◆ What you need to do
Restating the data word for word is all that is required.

### Data to use

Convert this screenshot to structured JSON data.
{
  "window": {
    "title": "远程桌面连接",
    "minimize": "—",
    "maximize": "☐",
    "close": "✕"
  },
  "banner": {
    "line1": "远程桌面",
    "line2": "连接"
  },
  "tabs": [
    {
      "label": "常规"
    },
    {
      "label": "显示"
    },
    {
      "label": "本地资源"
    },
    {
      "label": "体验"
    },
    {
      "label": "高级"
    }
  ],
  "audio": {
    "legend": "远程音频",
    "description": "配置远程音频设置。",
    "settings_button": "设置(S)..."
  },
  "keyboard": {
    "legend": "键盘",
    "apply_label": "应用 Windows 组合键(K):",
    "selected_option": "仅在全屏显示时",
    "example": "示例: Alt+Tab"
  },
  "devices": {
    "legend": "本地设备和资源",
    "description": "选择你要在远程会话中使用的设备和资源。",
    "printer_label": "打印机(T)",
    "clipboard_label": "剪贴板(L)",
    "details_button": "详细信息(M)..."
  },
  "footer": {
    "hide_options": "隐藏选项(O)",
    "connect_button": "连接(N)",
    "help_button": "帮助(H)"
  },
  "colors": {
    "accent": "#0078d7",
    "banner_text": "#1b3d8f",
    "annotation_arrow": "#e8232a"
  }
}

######

◆ Response
Convert this screenshot to structured JSON data.
{
  "window": {
    "title": "远程桌面连接",
    "minimize": "—",
    "maximize": "☐",
    "close": "✕"
  },
  "banner": {
    "line1": "远程桌面",
    "line2": "连接"
  },
  "tabs": [
    {
      "label": "常规"
    },
    {
      "label": "显示"
    },
    {
      "label": "本地资源"
    },
    {
      "label": "体验"
    },
    {
      "label": "高级"
    }
  ],
  "audio": {
    "legend": "远程音频",
    "description": "配置远程音频设置。",
    "settings_button": "设置(S)..."
  },
  "keyboard": {
    "legend": "键盘",
    "apply_label": "应用 Windows 组合键(K):",
    "selected_option": "仅在全屏显示时",
    "example": "示例: Alt+Tab"
  },
  "devices": {
    "legend": "本地设备和资源",
    "description": "选择你要在远程会话中使用的设备和资源。",
    "printer_label": "打印机(T)",
    "clipboard_label": "剪贴板(L)",
    "details_button": "详细信息(M)..."
  },
  "footer": {
    "hide_options": "隐藏选项(O)",
    "connect_button": "连接(N)",
    "help_button": "帮助(H)"
  },
  "colors": {
    "accent": "#0078d7",
    "banner_text": "#1b3d8f",
    "annotation_arrow": "#e8232a"
  }
}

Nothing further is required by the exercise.